What Is News?


News is the current information that is published in newspapers and other media sources. News is often based on real events and is designed to entertain, educate and inspire its readers. Writing a news article requires a certain level of skill and the ability to research a wide range of sources in order to gather the most relevant facts. News articles should also be written in a way that is interesting and easy to read.

It is important to consider who you are writing for when creating a news article. Most of the time, a news article will be aimed at a particular demographic. This demographic can be determined by location, or it may be based on the subject matter of the news story. If you are writing about a school function, for example, your audience will be parents of students. If you are writing about zoning laws in commercial areas, your audience will be business owners.

The news is all around us, and it can be very difficult to determine what really constitutes news. In general, news consists of anything that is unusual or that stands out from the normal run of things. For example, “dog bites man” would be news in a human interest magazine, but it wouldn’t qualify as news on the front page of the paper.

While there are a number of different opinions regarding what is considered news, most of them agree that it must be both interesting and accurate. It is essential to be able to separate personal bias from factual reporting, and that the news should be presented in an objective way.

One of the most common theories is that news is a first rough draft of history. This is because, according to this theory, a great deal of what was once considered news eventually turns out not to be true. For example, in the past, it was often reported that Napoleon had died. This turned out not to be true, but many people believed it was.

Another theory is that news is a mirror of society, reflecting the ideologies of its authors and attempting to influence public opinion. This theory is largely supported by political activists, who use various methods to try and influence the news industry in order to promote their own views.

In addition to these models, there are a number of different ways that news is evaluated. For example, the most important news will be given prominence by being placed on the front page of a newspaper or bulletin. Less important news will be placed on an inside page or in a bulletin later on. This allows the news to be filtered, with the most important stories being told first and the less important ones being put in reserve for future editions.
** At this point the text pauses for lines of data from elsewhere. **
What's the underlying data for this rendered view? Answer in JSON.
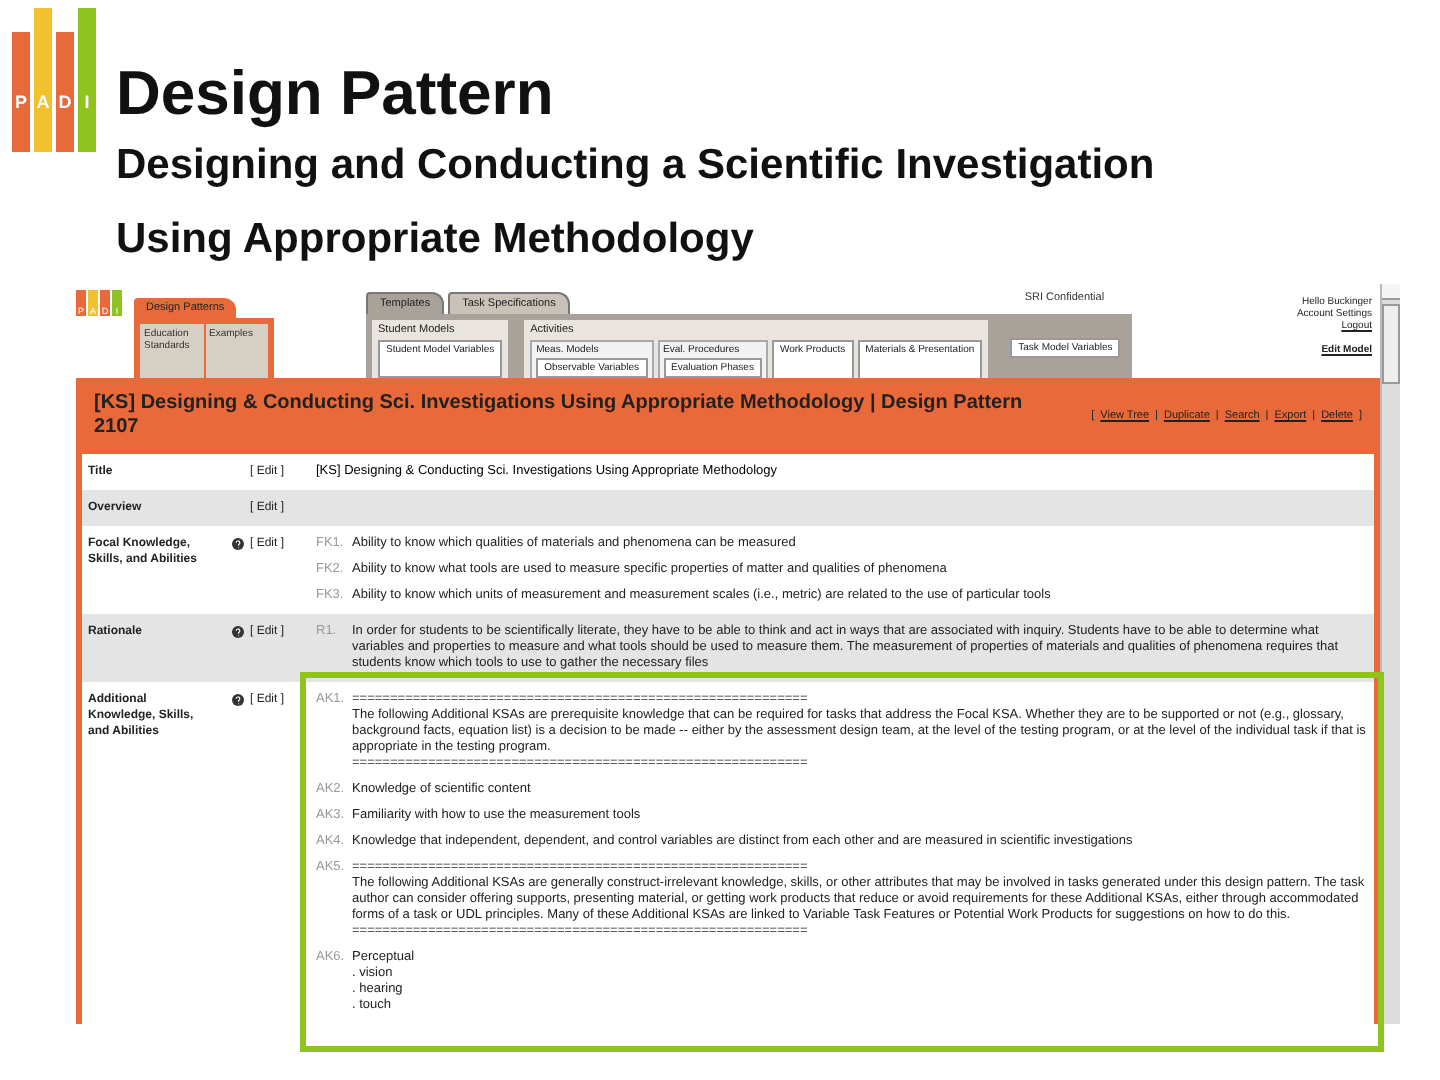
{
  "slide": {
    "logo": [
      "P",
      "A",
      "D",
      "I"
    ],
    "title": "Design Pattern",
    "subtitle": "Designing and Conducting a Scientific Investigation Using Appropriate Methodology"
  },
  "app": {
    "logo": [
      "P",
      "A",
      "D",
      "I"
    ],
    "section_tabs": [
      {
        "label": "Design Patterns",
        "selected": true,
        "items": [
          "Education Standards",
          "Examples"
        ]
      }
    ],
    "tabs": [
      {
        "label": "Templates",
        "selected": true
      },
      {
        "label": "Task Specifications",
        "selected": false
      }
    ],
    "confidential": "SRI Confidential",
    "student_models": {
      "label": "Student Models",
      "items": [
        "Student Model Variables"
      ]
    },
    "activities": {
      "label": "Activities",
      "groups": [
        {
          "label": "Meas. Models",
          "item": "Observable Variables"
        },
        {
          "label": "Eval. Procedures",
          "item": "Evaluation Phases"
        }
      ],
      "items": [
        "Work Products",
        "Materials & Presentation"
      ]
    },
    "task_model": "Task Model Variables",
    "user": {
      "greeting": "Hello Buckinger",
      "settings": "Account Settings",
      "logout": "Logout",
      "edit_model": "Edit Model"
    },
    "header": {
      "title": "[KS] Designing & Conducting Sci. Investigations Using Appropriate Methodology | Design Pattern 2107",
      "open": "[",
      "close": "]",
      "separator": "|",
      "actions": [
        "View Tree",
        "Duplicate",
        "Search",
        "Export",
        "Delete"
      ]
    },
    "rows": [
      {
        "label": "Title",
        "help": false,
        "edit": "[ Edit ]",
        "text": "[KS] Designing & Conducting Sci. Investigations Using Appropriate Methodology"
      },
      {
        "label": "Overview",
        "help": false,
        "edit": "[ Edit ]"
      },
      {
        "label": "Focal Knowledge, Skills, and Abilities",
        "help": true,
        "edit": "[ Edit ]",
        "items": [
          {
            "label": "FK1.",
            "lines": [
              "Ability to know which qualities of materials and phenomena can be measured"
            ]
          },
          {
            "label": "FK2.",
            "lines": [
              "Ability to know what tools are used to measure specific properties of matter and qualities of phenomena"
            ]
          },
          {
            "label": "FK3.",
            "lines": [
              "Ability to know which units of measurement and measurement scales (i.e., metric) are related to the use of particular tools"
            ]
          }
        ]
      },
      {
        "label": "Rationale",
        "help": true,
        "edit": "[ Edit ]",
        "items": [
          {
            "label": "R1.",
            "lines": [
              "In order for students to be scientifically literate, they have to be able to think and act in ways that are associated with inquiry. Students have to be able to determine what variables and properties to measure and what tools should be used to measure them. The measurement of properties of materials and qualities of phenomena requires that students know which tools to use to gather the necessary files"
            ]
          }
        ]
      },
      {
        "label": "Additional Knowledge, Skills, and Abilities",
        "help": true,
        "edit": "[ Edit ]",
        "items": [
          {
            "label": "AK1.",
            "lines": [
              "============================================================",
              "The following Additional KSAs are prerequisite knowledge that can be required for tasks that address the Focal KSA. Whether they are to be supported or not (e.g., glossary, background facts, equation list) is a decision to be made -- either by the assessment design team, at the level of the testing program, or at the level of the individual task if that is appropriate in the testing program.",
              "============================================================"
            ]
          },
          {
            "label": "AK2.",
            "lines": [
              "Knowledge of scientific content"
            ]
          },
          {
            "label": "AK3.",
            "lines": [
              "Familiarity with how to use the measurement tools"
            ]
          },
          {
            "label": "AK4.",
            "lines": [
              "Knowledge that independent, dependent, and control variables are distinct from each other and are measured in scientific investigations"
            ]
          },
          {
            "label": "AK5.",
            "lines": [
              "============================================================",
              "The following Additional KSAs are generally construct-irrelevant knowledge, skills, or other attributes that may be involved in tasks generated under this design pattern. The task author can consider offering supports, presenting material, or getting work products that reduce or avoid requirements for these Additional KSAs, either through accommodated forms of a task or UDL principles. Many of these Additional KSAs are linked to Variable Task Features or Potential Work Products for suggestions on how to do this.",
              "============================================================"
            ]
          },
          {
            "label": "AK6.",
            "lines": [
              "Perceptual",
              ". vision",
              ". hearing",
              ". touch"
            ]
          }
        ]
      }
    ]
  }
}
Ultimately, the decision as to what is considered news is up to the individual reader. However, if you are writing for a newspaper, it is important to follow the guidelines as set by that publication. This includes checking for factual accuracy, proofreading and ensuring that all of the necessary sources are credited. A sub-editor can be useful when it comes to catching typos and grammatical errors, but the final responsibility for checking all of the facts rests with the journalist.